---- DATASET
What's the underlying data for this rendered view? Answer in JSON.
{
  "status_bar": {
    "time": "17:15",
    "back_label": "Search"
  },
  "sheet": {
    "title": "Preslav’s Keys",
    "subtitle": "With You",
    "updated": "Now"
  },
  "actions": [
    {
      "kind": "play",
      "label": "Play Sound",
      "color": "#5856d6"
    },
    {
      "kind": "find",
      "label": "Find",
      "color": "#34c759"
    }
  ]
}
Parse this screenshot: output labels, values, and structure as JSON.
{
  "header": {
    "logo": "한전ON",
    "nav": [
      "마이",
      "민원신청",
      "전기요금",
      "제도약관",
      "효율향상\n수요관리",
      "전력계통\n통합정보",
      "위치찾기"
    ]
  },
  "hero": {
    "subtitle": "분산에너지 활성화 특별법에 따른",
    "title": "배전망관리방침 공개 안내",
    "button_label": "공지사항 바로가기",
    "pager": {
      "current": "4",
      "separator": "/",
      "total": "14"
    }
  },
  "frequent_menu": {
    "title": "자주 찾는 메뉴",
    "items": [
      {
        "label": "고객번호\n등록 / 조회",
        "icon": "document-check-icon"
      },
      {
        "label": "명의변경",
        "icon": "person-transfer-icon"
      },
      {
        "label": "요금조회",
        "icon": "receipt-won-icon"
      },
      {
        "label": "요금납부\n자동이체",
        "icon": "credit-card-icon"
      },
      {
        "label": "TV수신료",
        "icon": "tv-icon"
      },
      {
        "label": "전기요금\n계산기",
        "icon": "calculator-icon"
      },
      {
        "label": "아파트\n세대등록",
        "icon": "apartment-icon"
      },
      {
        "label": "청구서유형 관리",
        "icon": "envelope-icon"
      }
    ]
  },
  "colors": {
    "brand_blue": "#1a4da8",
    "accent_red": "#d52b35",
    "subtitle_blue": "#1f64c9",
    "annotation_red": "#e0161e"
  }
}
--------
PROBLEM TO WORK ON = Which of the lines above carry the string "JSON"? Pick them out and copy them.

SOLVED EXERCISE =
What's the underlying data for this rendered view? Answer in JSON.
Parse this screenshot: output labels, values, and structure as JSON.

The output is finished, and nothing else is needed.